# YOUR ASSIGNMENT
Using the entries that follow, report the number of lines that include the string "SingleMove", without any other text.

# GIVEN ENTRIES
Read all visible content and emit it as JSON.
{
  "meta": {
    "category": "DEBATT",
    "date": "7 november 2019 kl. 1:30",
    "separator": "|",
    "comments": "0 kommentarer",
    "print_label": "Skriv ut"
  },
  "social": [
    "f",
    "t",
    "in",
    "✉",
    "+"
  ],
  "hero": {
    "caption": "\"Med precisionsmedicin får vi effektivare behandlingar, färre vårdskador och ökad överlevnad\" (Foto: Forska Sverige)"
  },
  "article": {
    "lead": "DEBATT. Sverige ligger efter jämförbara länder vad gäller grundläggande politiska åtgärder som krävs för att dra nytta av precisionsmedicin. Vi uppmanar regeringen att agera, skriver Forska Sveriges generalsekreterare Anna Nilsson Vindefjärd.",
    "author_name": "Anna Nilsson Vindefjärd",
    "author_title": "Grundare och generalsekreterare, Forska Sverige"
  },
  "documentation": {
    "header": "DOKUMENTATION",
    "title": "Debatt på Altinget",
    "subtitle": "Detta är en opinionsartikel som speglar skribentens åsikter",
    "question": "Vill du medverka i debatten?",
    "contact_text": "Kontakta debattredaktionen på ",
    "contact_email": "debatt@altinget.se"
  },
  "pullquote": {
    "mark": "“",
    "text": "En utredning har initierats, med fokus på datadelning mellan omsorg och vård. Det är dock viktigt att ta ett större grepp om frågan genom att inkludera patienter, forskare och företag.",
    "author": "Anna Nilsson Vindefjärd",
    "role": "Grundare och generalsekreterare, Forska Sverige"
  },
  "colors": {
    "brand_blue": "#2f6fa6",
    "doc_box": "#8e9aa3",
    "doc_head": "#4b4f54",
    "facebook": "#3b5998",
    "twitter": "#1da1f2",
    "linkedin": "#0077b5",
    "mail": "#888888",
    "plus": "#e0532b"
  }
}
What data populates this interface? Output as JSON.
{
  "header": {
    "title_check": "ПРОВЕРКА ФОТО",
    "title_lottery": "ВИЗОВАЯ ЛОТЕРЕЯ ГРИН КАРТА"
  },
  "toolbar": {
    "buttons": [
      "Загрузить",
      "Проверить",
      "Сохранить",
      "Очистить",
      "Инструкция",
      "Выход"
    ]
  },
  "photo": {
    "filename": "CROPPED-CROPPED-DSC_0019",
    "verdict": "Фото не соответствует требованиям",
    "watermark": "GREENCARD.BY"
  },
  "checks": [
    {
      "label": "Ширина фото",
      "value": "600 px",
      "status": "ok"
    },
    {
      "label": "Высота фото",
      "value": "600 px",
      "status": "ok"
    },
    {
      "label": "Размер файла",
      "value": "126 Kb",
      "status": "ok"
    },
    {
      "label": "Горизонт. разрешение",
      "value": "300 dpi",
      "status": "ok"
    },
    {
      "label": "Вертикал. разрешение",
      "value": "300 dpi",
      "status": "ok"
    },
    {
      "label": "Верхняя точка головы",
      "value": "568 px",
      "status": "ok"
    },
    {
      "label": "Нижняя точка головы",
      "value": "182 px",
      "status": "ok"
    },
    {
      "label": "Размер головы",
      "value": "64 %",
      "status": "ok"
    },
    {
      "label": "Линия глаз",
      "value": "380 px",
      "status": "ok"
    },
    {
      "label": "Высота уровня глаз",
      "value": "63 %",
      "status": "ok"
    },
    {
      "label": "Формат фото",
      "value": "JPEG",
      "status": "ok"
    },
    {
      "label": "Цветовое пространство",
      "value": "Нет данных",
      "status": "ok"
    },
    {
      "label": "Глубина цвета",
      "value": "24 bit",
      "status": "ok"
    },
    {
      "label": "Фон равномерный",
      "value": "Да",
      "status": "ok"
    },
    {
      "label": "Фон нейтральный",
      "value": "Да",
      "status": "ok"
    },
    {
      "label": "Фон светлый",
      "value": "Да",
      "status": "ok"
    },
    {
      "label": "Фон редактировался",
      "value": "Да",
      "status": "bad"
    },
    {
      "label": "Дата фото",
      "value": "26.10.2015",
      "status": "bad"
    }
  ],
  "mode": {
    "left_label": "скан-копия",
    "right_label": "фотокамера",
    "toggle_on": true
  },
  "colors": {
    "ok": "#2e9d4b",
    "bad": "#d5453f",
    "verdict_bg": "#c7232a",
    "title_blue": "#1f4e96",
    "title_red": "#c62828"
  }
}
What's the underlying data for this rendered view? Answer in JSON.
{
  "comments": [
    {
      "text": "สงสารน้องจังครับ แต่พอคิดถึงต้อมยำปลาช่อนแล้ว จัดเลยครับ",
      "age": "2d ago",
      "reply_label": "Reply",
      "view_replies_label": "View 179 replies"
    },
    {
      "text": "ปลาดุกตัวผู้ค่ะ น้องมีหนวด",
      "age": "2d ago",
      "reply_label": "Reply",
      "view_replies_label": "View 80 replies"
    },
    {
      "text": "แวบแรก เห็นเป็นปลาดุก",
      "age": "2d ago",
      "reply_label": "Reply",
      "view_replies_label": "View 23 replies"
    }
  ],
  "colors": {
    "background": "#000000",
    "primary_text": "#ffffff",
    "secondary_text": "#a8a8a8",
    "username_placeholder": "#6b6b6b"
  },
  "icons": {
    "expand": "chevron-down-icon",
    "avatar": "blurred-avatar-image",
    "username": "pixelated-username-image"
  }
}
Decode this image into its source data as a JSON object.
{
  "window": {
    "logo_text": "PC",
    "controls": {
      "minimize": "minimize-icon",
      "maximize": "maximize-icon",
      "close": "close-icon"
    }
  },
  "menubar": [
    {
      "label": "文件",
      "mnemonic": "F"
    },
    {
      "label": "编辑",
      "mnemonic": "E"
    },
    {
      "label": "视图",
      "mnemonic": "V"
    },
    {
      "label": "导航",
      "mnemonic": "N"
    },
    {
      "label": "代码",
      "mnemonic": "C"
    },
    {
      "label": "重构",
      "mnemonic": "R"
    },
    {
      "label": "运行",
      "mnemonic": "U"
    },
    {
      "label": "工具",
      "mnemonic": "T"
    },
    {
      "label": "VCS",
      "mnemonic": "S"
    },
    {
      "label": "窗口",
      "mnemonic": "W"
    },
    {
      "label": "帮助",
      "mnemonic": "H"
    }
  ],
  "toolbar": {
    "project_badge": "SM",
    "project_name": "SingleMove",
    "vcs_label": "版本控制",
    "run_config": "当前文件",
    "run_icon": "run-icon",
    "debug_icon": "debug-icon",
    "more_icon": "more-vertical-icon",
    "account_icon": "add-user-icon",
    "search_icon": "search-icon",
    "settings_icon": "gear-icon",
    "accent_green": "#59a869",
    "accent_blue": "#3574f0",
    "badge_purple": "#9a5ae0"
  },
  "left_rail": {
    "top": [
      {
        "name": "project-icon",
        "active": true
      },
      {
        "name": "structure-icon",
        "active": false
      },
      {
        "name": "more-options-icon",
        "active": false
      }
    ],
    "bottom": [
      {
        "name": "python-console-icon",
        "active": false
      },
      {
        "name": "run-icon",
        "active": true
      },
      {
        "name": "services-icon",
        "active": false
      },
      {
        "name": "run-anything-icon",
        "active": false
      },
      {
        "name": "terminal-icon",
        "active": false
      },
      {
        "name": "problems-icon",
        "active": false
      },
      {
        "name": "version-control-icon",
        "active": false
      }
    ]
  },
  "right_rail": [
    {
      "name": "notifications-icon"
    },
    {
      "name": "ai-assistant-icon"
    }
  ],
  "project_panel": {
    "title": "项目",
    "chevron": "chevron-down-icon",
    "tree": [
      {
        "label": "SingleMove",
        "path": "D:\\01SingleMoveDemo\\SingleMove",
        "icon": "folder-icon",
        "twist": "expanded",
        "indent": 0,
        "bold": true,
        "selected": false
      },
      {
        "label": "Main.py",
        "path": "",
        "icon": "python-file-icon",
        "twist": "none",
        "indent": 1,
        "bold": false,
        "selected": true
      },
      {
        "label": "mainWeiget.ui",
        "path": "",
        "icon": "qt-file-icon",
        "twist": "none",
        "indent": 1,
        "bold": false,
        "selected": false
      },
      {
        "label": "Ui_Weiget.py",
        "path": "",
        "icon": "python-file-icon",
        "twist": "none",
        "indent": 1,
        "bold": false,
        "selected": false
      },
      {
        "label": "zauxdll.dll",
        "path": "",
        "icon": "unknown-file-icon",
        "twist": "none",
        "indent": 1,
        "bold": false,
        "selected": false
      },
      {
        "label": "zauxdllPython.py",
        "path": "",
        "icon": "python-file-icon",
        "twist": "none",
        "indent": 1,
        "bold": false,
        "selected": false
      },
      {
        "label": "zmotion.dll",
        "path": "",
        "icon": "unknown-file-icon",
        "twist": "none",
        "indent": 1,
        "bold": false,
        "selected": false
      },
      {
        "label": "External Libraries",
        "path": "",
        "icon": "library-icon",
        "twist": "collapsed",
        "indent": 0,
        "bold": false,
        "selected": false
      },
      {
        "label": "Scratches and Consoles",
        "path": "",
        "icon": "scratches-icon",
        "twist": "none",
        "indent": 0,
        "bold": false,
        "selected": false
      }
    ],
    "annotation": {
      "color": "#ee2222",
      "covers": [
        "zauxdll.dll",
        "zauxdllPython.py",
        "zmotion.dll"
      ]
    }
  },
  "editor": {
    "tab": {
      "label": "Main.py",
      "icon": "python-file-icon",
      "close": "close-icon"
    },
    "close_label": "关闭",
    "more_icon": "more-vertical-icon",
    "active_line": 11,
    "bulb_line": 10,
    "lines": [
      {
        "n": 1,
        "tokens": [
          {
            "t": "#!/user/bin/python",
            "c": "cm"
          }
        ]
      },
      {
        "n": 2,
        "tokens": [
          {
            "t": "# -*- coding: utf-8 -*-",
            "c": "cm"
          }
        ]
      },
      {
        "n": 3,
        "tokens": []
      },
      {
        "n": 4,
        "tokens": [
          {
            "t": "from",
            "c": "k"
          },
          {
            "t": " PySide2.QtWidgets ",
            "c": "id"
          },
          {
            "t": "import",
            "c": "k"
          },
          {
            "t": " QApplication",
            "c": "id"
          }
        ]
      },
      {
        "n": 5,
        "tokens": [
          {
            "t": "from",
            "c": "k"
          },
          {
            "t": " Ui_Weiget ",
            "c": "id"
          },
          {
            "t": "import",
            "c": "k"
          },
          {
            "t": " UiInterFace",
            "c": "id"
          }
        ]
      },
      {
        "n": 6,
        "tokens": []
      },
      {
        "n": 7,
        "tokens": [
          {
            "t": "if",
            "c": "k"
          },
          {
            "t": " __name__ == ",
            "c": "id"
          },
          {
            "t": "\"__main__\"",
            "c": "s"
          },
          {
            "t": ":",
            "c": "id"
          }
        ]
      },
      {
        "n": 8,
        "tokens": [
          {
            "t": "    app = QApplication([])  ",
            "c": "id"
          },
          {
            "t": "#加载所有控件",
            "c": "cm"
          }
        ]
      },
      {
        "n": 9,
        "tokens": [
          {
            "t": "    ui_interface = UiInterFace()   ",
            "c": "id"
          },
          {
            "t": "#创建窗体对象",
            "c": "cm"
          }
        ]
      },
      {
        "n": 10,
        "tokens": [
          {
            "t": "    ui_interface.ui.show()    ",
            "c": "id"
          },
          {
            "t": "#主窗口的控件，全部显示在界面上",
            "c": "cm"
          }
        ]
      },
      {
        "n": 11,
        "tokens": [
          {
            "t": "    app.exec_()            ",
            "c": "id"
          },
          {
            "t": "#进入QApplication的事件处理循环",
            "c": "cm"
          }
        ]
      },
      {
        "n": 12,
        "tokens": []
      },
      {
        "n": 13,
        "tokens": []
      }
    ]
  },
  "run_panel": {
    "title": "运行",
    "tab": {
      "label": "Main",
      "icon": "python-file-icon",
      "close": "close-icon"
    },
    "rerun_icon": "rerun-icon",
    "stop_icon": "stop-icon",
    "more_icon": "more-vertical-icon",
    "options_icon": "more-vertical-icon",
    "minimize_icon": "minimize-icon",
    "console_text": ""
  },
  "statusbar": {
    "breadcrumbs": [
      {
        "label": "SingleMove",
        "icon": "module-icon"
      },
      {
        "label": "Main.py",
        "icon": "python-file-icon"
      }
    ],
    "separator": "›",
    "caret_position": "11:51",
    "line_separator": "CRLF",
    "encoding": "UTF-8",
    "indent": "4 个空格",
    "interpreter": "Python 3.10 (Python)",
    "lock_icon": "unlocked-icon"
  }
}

# RESPONSE AREA
4